**MATERIAL TO PROCESS**

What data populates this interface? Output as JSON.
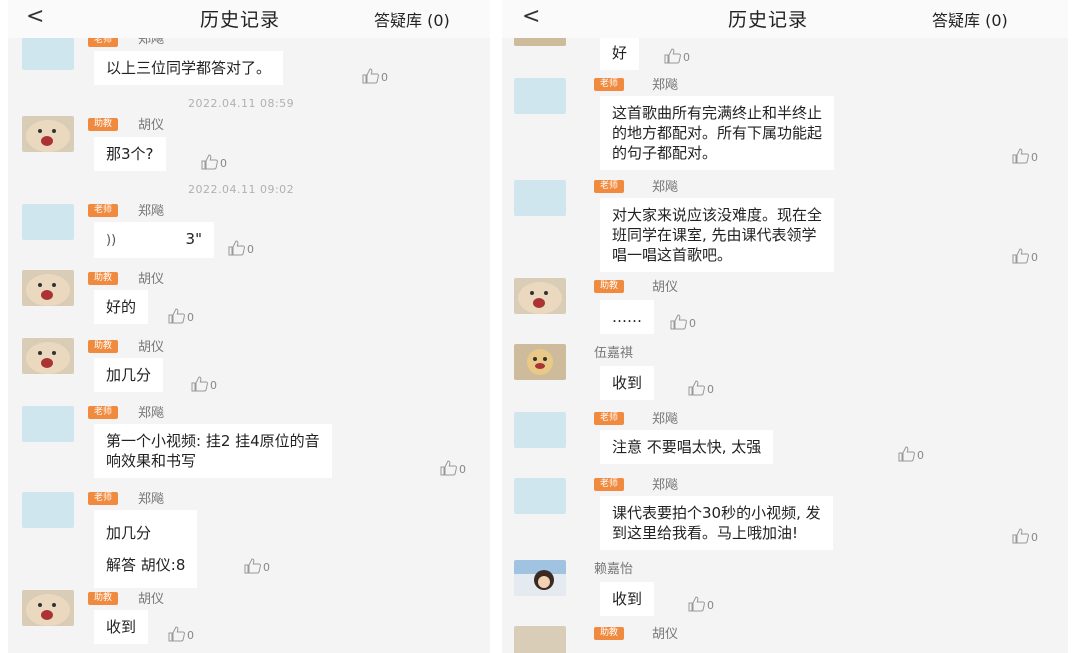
{
  "left": {
    "header": {
      "back": "<",
      "title": "历史记录",
      "qa": "答疑库 (0)"
    },
    "messages": [
      {
        "name": "郑飚",
        "role": "老师",
        "lines": [
          "以上三位同学都答对了。"
        ],
        "likes": "0"
      },
      {
        "timestamp": "2022.04.11 08:59"
      },
      {
        "name": "胡仪",
        "role": "助教",
        "lines": [
          "那3个?"
        ],
        "likes": "0"
      },
      {
        "timestamp": "2022.04.11 09:02"
      },
      {
        "name": "郑飚",
        "role": "老师",
        "voice_duration": "3\"",
        "likes": "0"
      },
      {
        "name": "胡仪",
        "role": "助教",
        "lines": [
          "好的"
        ],
        "likes": "0"
      },
      {
        "name": "胡仪",
        "role": "助教",
        "lines": [
          "加几分"
        ],
        "likes": "0"
      },
      {
        "name": "郑飚",
        "role": "老师",
        "lines": [
          "第一个小视频: 挂2 挂4原位的音",
          "响效果和书写"
        ],
        "likes": "0"
      },
      {
        "name": "郑飚",
        "role": "老师",
        "lines": [
          "加几分",
          "解答 胡仪:8"
        ],
        "likes": "0"
      },
      {
        "name": "胡仪",
        "role": "助教",
        "lines": [
          "收到"
        ],
        "likes": "0"
      }
    ]
  },
  "right": {
    "header": {
      "back": "<",
      "title": "历史记录",
      "qa": "答疑库 (0)"
    },
    "messages": [
      {
        "lines": [
          "好"
        ],
        "likes": "0"
      },
      {
        "name": "郑飚",
        "role": "老师",
        "lines": [
          "这首歌曲所有完满终止和半终止",
          "的地方都配对。所有下属功能起",
          "的句子都配对。"
        ],
        "likes": "0"
      },
      {
        "name": "郑飚",
        "role": "老师",
        "lines": [
          "对大家来说应该没难度。现在全",
          "班同学在课室, 先由课代表领学",
          "唱一唱这首歌吧。"
        ],
        "likes": "0"
      },
      {
        "name": "胡仪",
        "role": "助教",
        "lines": [
          "……"
        ],
        "likes": "0"
      },
      {
        "name": "伍嘉祺",
        "lines": [
          "收到"
        ],
        "likes": "0"
      },
      {
        "name": "郑飚",
        "role": "老师",
        "lines": [
          "注意 不要唱太快, 太强"
        ],
        "likes": "0"
      },
      {
        "name": "郑飚",
        "role": "老师",
        "lines": [
          "课代表要拍个30秒的小视频, 发",
          "到这里给我看。马上哦加油!"
        ],
        "likes": "0"
      },
      {
        "name": "赖嘉怡",
        "lines": [
          "收到"
        ],
        "likes": "0"
      },
      {
        "name": "胡仪",
        "role": "助教"
      }
    ]
  },
  "colors": {
    "badge": "#f08a3e",
    "background": "#f4f4f4",
    "bubble": "#ffffff"
  },
  "icons": [
    "back-arrow-icon",
    "thumbs-up-icon",
    "voice-icon"
  ]
}
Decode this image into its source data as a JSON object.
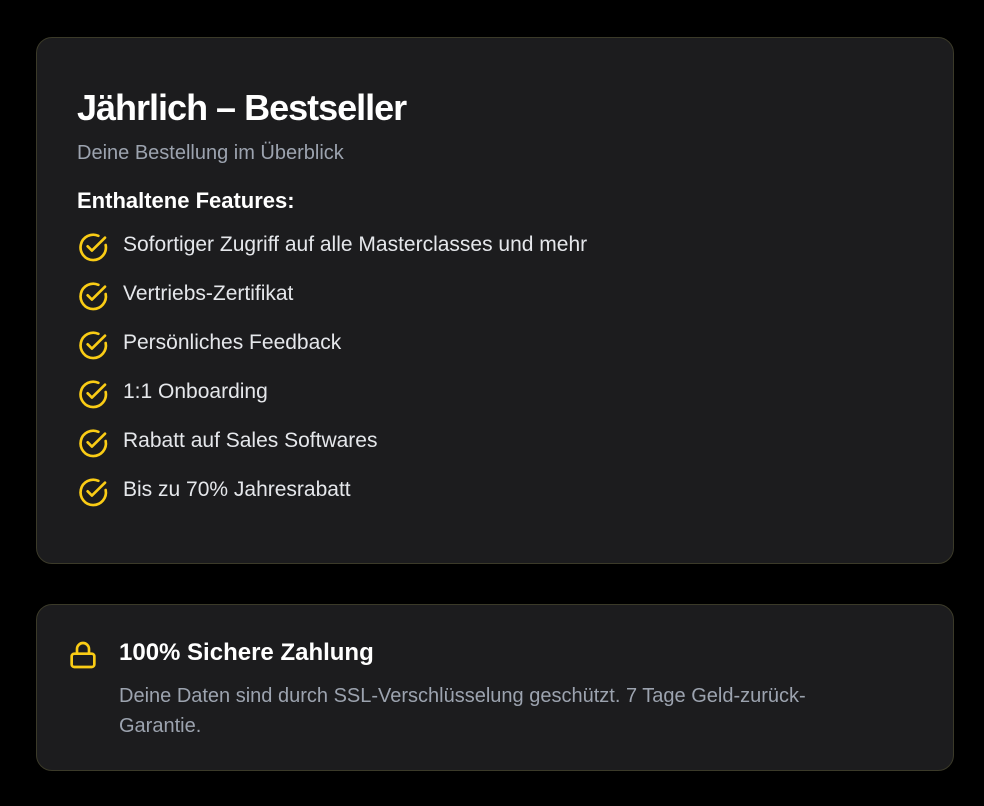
{
  "plan": {
    "title": "Jährlich – Bestseller",
    "subtitle": "Deine Bestellung im Überblick",
    "features_heading": "Enthaltene Features:",
    "features": [
      {
        "label": "Sofortiger Zugriff auf alle Masterclasses und mehr",
        "icon": "check-circle-icon"
      },
      {
        "label": "Vertriebs-Zertifikat",
        "icon": "check-circle-icon"
      },
      {
        "label": "Persönliches Feedback",
        "icon": "check-circle-icon"
      },
      {
        "label": "1:1 Onboarding",
        "icon": "check-circle-icon"
      },
      {
        "label": "Rabatt auf Sales Softwares",
        "icon": "check-circle-icon"
      },
      {
        "label": "Bis zu 70% Jahresrabatt",
        "icon": "check-circle-icon"
      }
    ]
  },
  "security": {
    "icon": "lock-icon",
    "title": "100% Sichere Zahlung",
    "description": "Deine Daten sind durch SSL-Verschlüsselung geschützt. 7 Tage Geld-zurück-Garantie."
  },
  "colors": {
    "background": "#000000",
    "card_background": "#1c1c1e",
    "card_border": "#3b3a29",
    "accent": "#facc15",
    "muted_text": "#9ca3af"
  }
}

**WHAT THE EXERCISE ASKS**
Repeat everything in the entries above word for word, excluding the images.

**ANSWER TO THE PROBLEM**
What data populates this interface? Output as JSON.
{
  "left": {
    "header": {
      "back": "<",
      "title": "历史记录",
      "qa": "答疑库 (0)"
    },
    "messages": [
      {
        "name": "郑飚",
        "role": "老师",
        "lines": [
          "以上三位同学都答对了。"
        ],
        "likes": "0"
      },
      {
        "timestamp": "2022.04.11 08:59"
      },
      {
        "name": "胡仪",
        "role": "助教",
        "lines": [
          "那3个?"
        ],
        "likes": "0"
      },
      {
        "timestamp": "2022.04.11 09:02"
      },
      {
        "name": "郑飚",
        "role": "老师",
        "voice_duration": "3\"",
        "likes": "0"
      },
      {
        "name": "胡仪",
        "role": "助教",
        "lines": [
          "好的"
        ],
        "likes": "0"
      },
      {
        "name": "胡仪",
        "role": "助教",
        "lines": [
          "加几分"
        ],
        "likes": "0"
      },
      {
        "name": "郑飚",
        "role": "老师",
        "lines": [
          "第一个小视频: 挂2 挂4原位的音",
          "响效果和书写"
        ],
        "likes": "0"
      },
      {
        "name": "郑飚",
        "role": "老师",
        "lines": [
          "加几分",
          "解答 胡仪:8"
        ],
        "likes": "0"
      },
      {
        "name": "胡仪",
        "role": "助教",
        "lines": [
          "收到"
        ],
        "likes": "0"
      }
    ]
  },
  "right": {
    "header": {
      "back": "<",
      "title": "历史记录",
      "qa": "答疑库 (0)"
    },
    "messages": [
      {
        "lines": [
          "好"
        ],
        "likes": "0"
      },
      {
        "name": "郑飚",
        "role": "老师",
        "lines": [
          "这首歌曲所有完满终止和半终止",
          "的地方都配对。所有下属功能起",
          "的句子都配对。"
        ],
        "likes": "0"
      },
      {
        "name": "郑飚",
        "role": "老师",
        "lines": [
          "对大家来说应该没难度。现在全",
          "班同学在课室, 先由课代表领学",
          "唱一唱这首歌吧。"
        ],
        "likes": "0"
      },
      {
        "name": "胡仪",
        "role": "助教",
        "lines": [
          "……"
        ],
        "likes": "0"
      },
      {
        "name": "伍嘉祺",
        "lines": [
          "收到"
        ],
        "likes": "0"
      },
      {
        "name": "郑飚",
        "role": "老师",
        "lines": [
          "注意 不要唱太快, 太强"
        ],
        "likes": "0"
      },
      {
        "name": "郑飚",
        "role": "老师",
        "lines": [
          "课代表要拍个30秒的小视频, 发",
          "到这里给我看。马上哦加油!"
        ],
        "likes": "0"
      },
      {
        "name": "赖嘉怡",
        "lines": [
          "收到"
        ],
        "likes": "0"
      },
      {
        "name": "胡仪",
        "role": "助教"
      }
    ]
  },
  "colors": {
    "badge": "#f08a3e",
    "background": "#f4f4f4",
    "bubble": "#ffffff"
  },
  "icons": [
    "back-arrow-icon",
    "thumbs-up-icon",
    "voice-icon"
  ]
}
Decode this image into its source data as a JSON object.
{
  "plan": {
    "title": "Jährlich – Bestseller",
    "subtitle": "Deine Bestellung im Überblick",
    "features_heading": "Enthaltene Features:",
    "features": [
      {
        "label": "Sofortiger Zugriff auf alle Masterclasses und mehr",
        "icon": "check-circle-icon"
      },
      {
        "label": "Vertriebs-Zertifikat",
        "icon": "check-circle-icon"
      },
      {
        "label": "Persönliches Feedback",
        "icon": "check-circle-icon"
      },
      {
        "label": "1:1 Onboarding",
        "icon": "check-circle-icon"
      },
      {
        "label": "Rabatt auf Sales Softwares",
        "icon": "check-circle-icon"
      },
      {
        "label": "Bis zu 70% Jahresrabatt",
        "icon": "check-circle-icon"
      }
    ]
  },
  "security": {
    "icon": "lock-icon",
    "title": "100% Sichere Zahlung",
    "description": "Deine Daten sind durch SSL-Verschlüsselung geschützt. 7 Tage Geld-zurück-Garantie."
  },
  "colors": {
    "background": "#000000",
    "card_background": "#1c1c1e",
    "card_border": "#3b3a29",
    "accent": "#facc15",
    "muted_text": "#9ca3af"
  }
}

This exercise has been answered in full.